Atmospheric Folk Gets A Girl-Power Booster Shot
The newest release from folk punk powerhouse Girlpool is a satisfying work of ambient lyricism. Whereas much ambient music forgoes lyrics, the atmospheric Powerplant makes one listen harder, therein promoting focus and, arguably, enjoyment of the album as a whole. On several tracks, a swaying melodic contour in the instrumentals, coupled with either monotone, femme-punk-style vocals or consonant and separable harmonies that only sometimes wax dissonant, contributes to an evolved 1960s folk rock aesthetic.
The opening track on Powerplant, titled “123,” sounds at one point like the speaker is entreating the subject to consider a list of excuses on some matter. The intro to this track could provide backing to a Charlie Brown special if the piano didn’t have the instrumental monopoly in that niche, and it evolves into a sort of folk punk, Mamas & the Papas-inspired harmonic structure – sans, of course, the Papas. A favorite is the keenly feminine “Kiss and Burn,” a slightly more raucous number evoking a fusion of Brandi Carlile’s gritty folk rock and the abrasiveness of riot grrrl vocals. “Fast Dust” presents a different elaboration, dealing with a female subject and featuring a kick drum like an arrhythmic heartbeat.
The listener will pick up short phrases from the lyrics of these songs upon first listen that make one wish for a lyric booklet and liner notes. “I’m in a gallery no one’s ever seen,” croons frontwoman Cleo Tucker, conjuring images of a white room of someone’s subconscious and filling it with swirling colors as the well-rounded musical phrases create a pleasing and ambient somatic experience. Other favorites are the ’60s-inspired and dissonant “She Goes By,” and the harmonically comforting “High Rise.”

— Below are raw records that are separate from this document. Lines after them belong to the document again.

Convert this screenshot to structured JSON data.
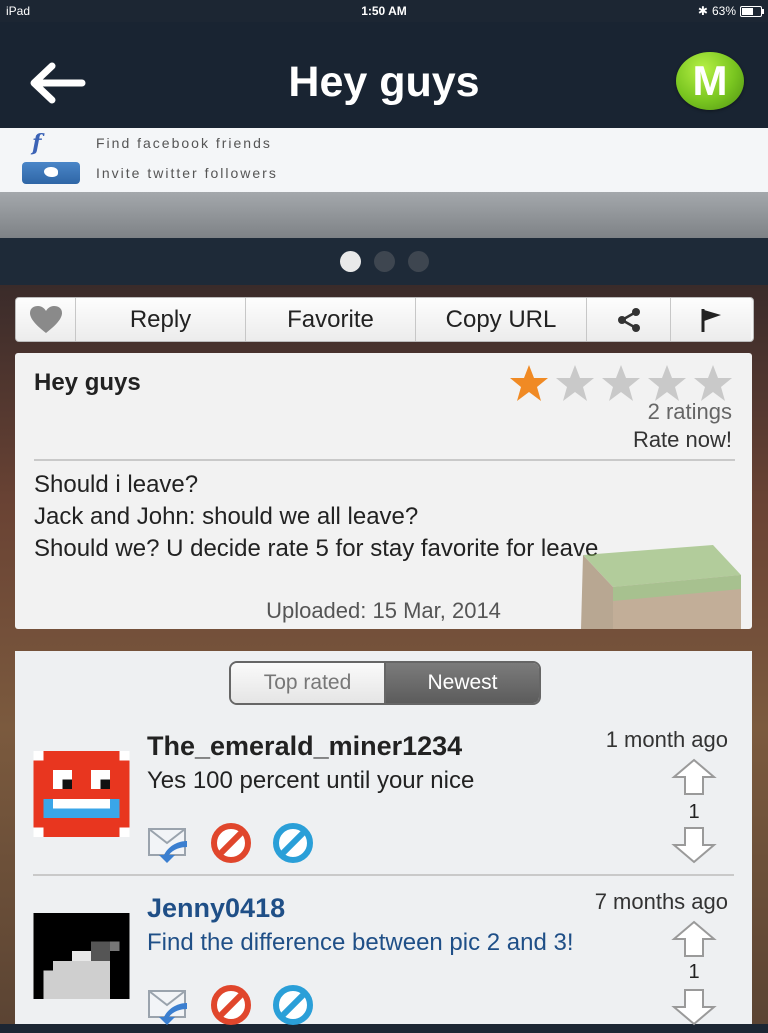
{
  "status_bar": {
    "device": "iPad",
    "time": "1:50 AM",
    "battery": "63%"
  },
  "header": {
    "title": "Hey guys",
    "logo_letter": "M"
  },
  "banner": {
    "facebook_label": "Find facebook friends",
    "twitter_label": "Invite twitter followers"
  },
  "pager": {
    "count": 3,
    "active_index": 0
  },
  "toolbar": {
    "reply": "Reply",
    "favorite": "Favorite",
    "copy_url": "Copy URL"
  },
  "post": {
    "title": "Hey guys",
    "rating_stars": 1,
    "rating_max": 5,
    "ratings_count": "2 ratings",
    "rate_now": "Rate now!",
    "body": [
      "Should i leave?",
      "Jack and John: should we all leave?",
      "Should we? U decide rate 5 for stay favorite for leave"
    ],
    "uploaded": "Uploaded: 15 Mar, 2014"
  },
  "comments": {
    "sort_top_rated": "Top rated",
    "sort_newest": "Newest",
    "items": [
      {
        "user": "The_emerald_miner1234",
        "text": "Yes 100 percent until your nice",
        "time": "1 month ago",
        "votes": "1",
        "user_color": "#222222",
        "text_color": "#222222"
      },
      {
        "user": "Jenny0418",
        "text": "Find the difference between pic 2 and 3!",
        "time": "7 months ago",
        "votes": "1",
        "user_color": "#1f4f87",
        "text_color": "#1f4f87"
      }
    ]
  },
  "colors": {
    "header_bg": "#192432",
    "star_active": "#f08a24",
    "star_inactive": "#c9c9c9",
    "logo_green": "#79c520"
  }
}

Girlpool (perhaps purposefully) blur genre lines and pull it off masterfully with Powerplant. In trying to articulate what this album is, listeners may pull from experiences of folk, punk and rock, while attempting not to use too many hyphens to classify what they hear. Maybe that’s the point of an album like this, and of music in this vein that emphasizes its femininity while claiming space within masculine genres: to defy classification but satisfy the listener with rich atmospheric guitars, basses, harmonies and percussion, and to encourage movement, both of the body and the mind.